#### TASK STATEMENT:
Reproduce every line of the material below, but drop the pictures.
────────
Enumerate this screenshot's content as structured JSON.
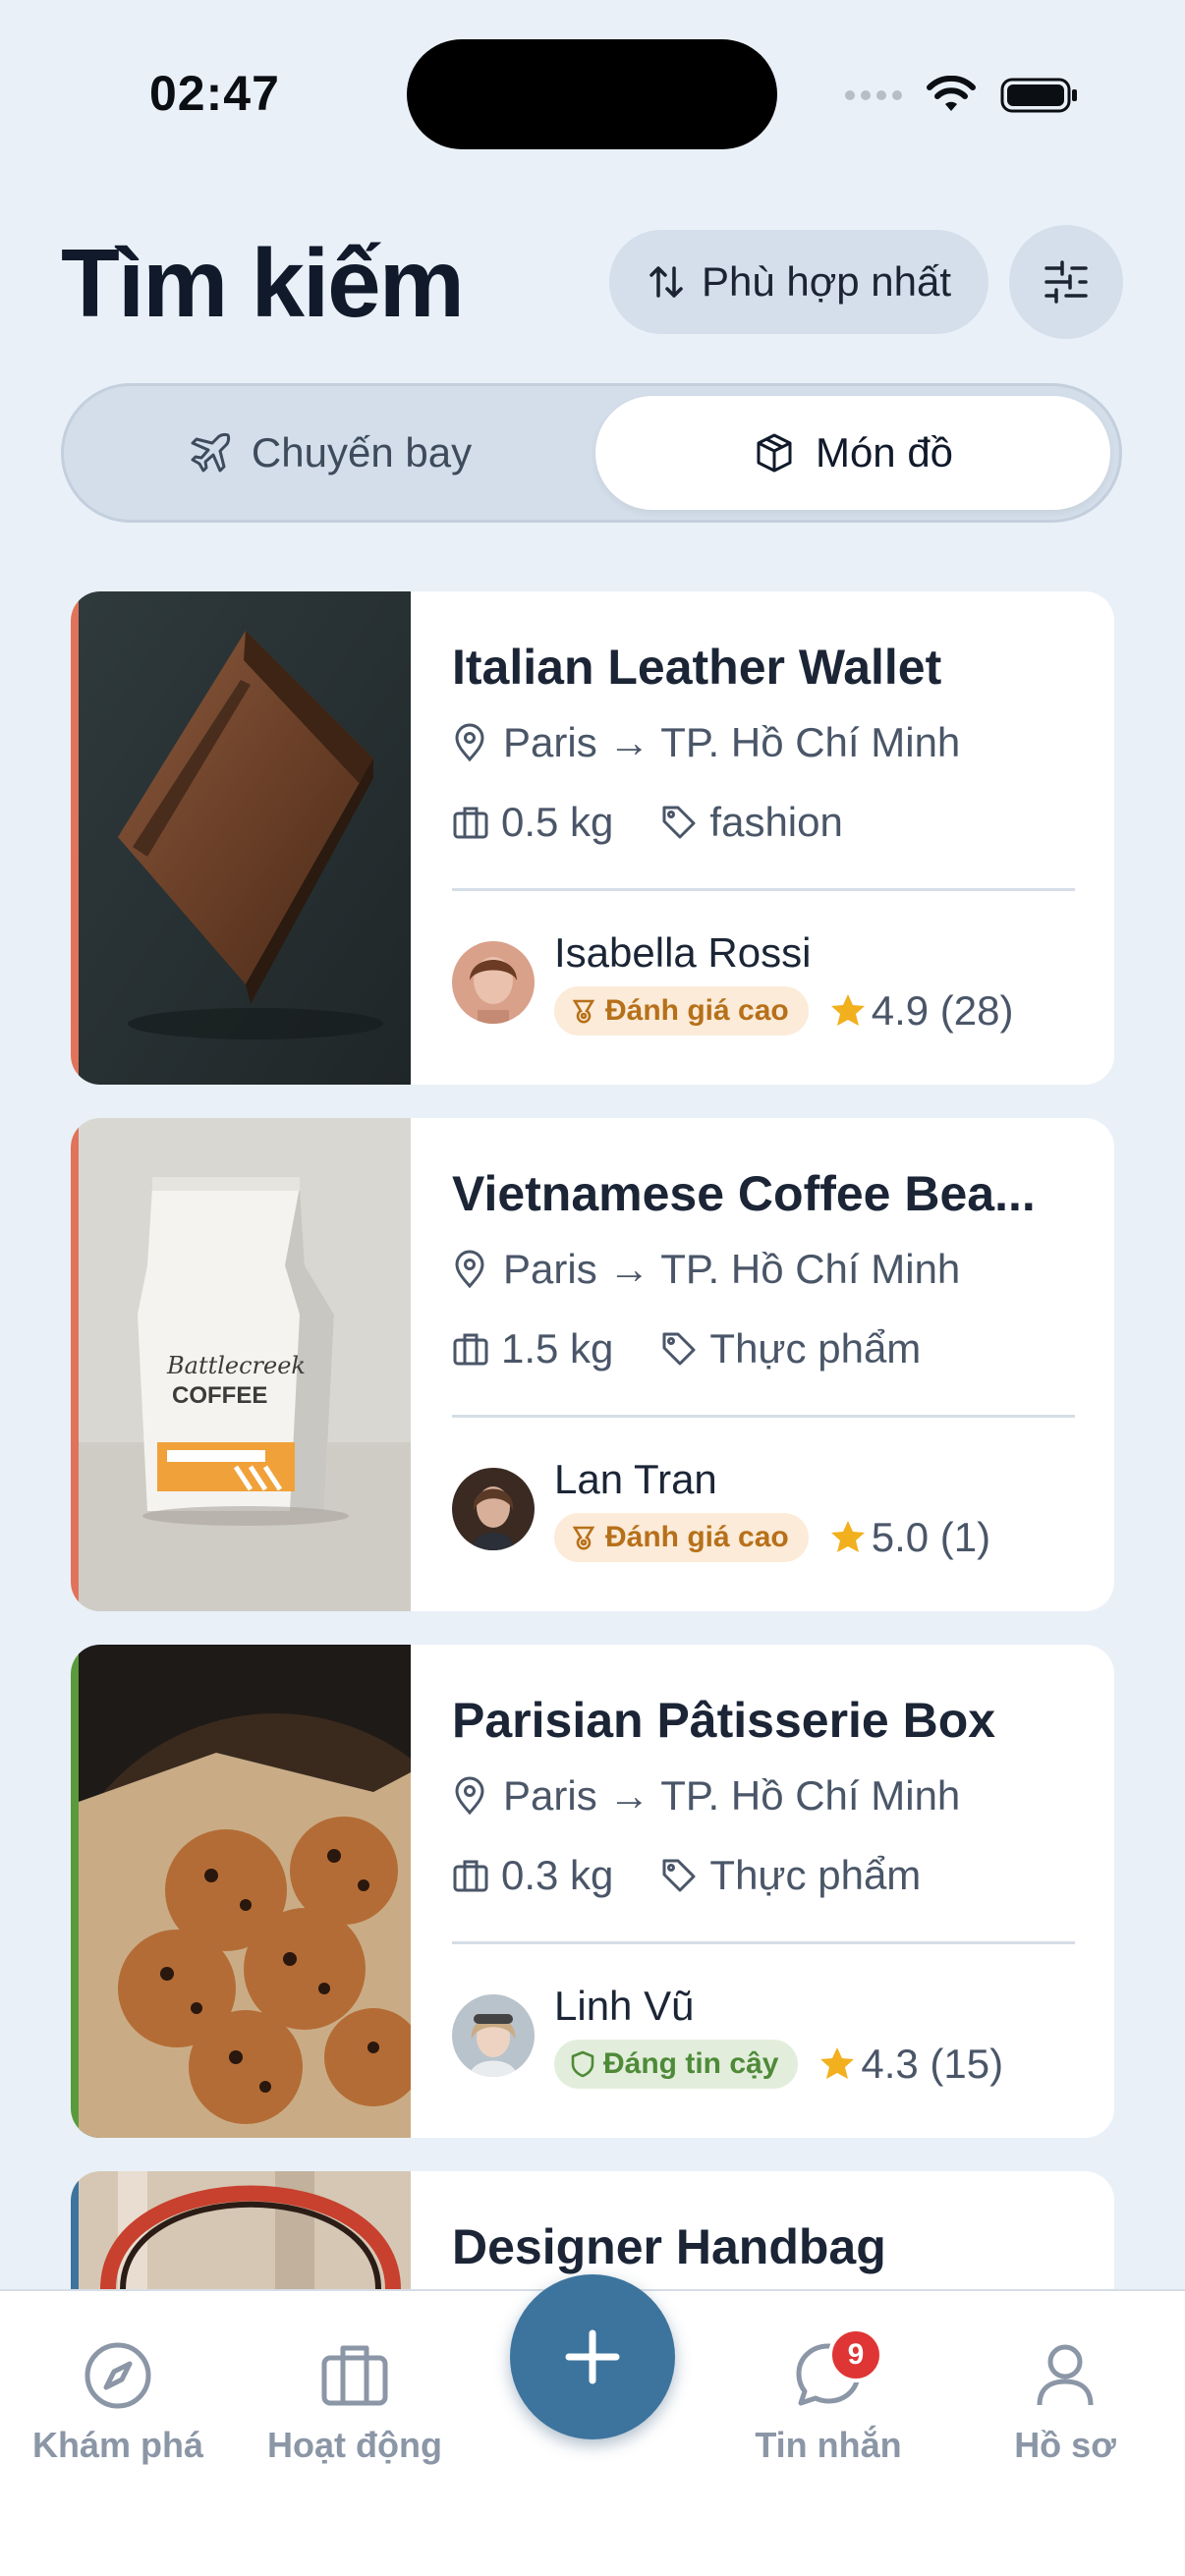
{
  "status": {
    "time": "02:47"
  },
  "header": {
    "title": "Tìm kiếm",
    "sort_label": "Phù hợp nhất"
  },
  "tabs": {
    "flights_label": "Chuyến bay",
    "items_label": "Món đồ"
  },
  "cards": [
    {
      "title": "Italian Leather Wallet",
      "route": "Paris → TP. Hồ Chí Minh",
      "weight": "0.5 kg",
      "category": "fashion",
      "seller": "Isabella Rossi",
      "badge": "Đánh giá cao",
      "rating": "4.9 (28)",
      "accent": "#e0735a"
    },
    {
      "title": "Vietnamese Coffee Bea...",
      "route": "Paris → TP. Hồ Chí Minh",
      "weight": "1.5 kg",
      "category": "Thực phẩm",
      "seller": "Lan Tran",
      "badge": "Đánh giá cao",
      "rating": "5.0 (1)",
      "accent": "#e0735a"
    },
    {
      "title": "Parisian Pâtisserie Box",
      "route": "Paris → TP. Hồ Chí Minh",
      "weight": "0.3 kg",
      "category": "Thực phẩm",
      "seller": "Linh Vũ",
      "badge": "Đáng tin cậy",
      "rating": "4.3 (15)",
      "accent": "#5a9a3c"
    },
    {
      "title": "Designer Handbag",
      "accent": "#3d749d"
    }
  ],
  "nav": {
    "explore": "Khám phá",
    "activity": "Hoạt động",
    "messages": "Tin nhắn",
    "messages_count": "9",
    "profile": "Hồ sơ"
  },
  "colors": {
    "primary": "#3d749d",
    "background": "#e9f0f8",
    "star": "#f2b01e"
  }
}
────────
#### EXERCISE RESPONSE:
Enumerate this screenshot's content as structured JSON.
{
  "status": {
    "time": "02:47"
  },
  "header": {
    "title": "Tìm kiếm",
    "sort_label": "Phù hợp nhất"
  },
  "tabs": {
    "flights_label": "Chuyến bay",
    "items_label": "Món đồ"
  },
  "cards": [
    {
      "title": "Italian Leather Wallet",
      "route": "Paris → TP. Hồ Chí Minh",
      "weight": "0.5 kg",
      "category": "fashion",
      "seller": "Isabella Rossi",
      "badge": "Đánh giá cao",
      "rating": "4.9 (28)",
      "accent": "#e0735a"
    },
    {
      "title": "Vietnamese Coffee Bea...",
      "route": "Paris → TP. Hồ Chí Minh",
      "weight": "1.5 kg",
      "category": "Thực phẩm",
      "seller": "Lan Tran",
      "badge": "Đánh giá cao",
      "rating": "5.0 (1)",
      "accent": "#e0735a"
    },
    {
      "title": "Parisian Pâtisserie Box",
      "route": "Paris → TP. Hồ Chí Minh",
      "weight": "0.3 kg",
      "category": "Thực phẩm",
      "seller": "Linh Vũ",
      "badge": "Đáng tin cậy",
      "rating": "4.3 (15)",
      "accent": "#5a9a3c"
    },
    {
      "title": "Designer Handbag",
      "accent": "#3d749d"
    }
  ],
  "nav": {
    "explore": "Khám phá",
    "activity": "Hoạt động",
    "messages": "Tin nhắn",
    "messages_count": "9",
    "profile": "Hồ sơ"
  },
  "colors": {
    "primary": "#3d749d",
    "background": "#e9f0f8",
    "star": "#f2b01e"
  }
}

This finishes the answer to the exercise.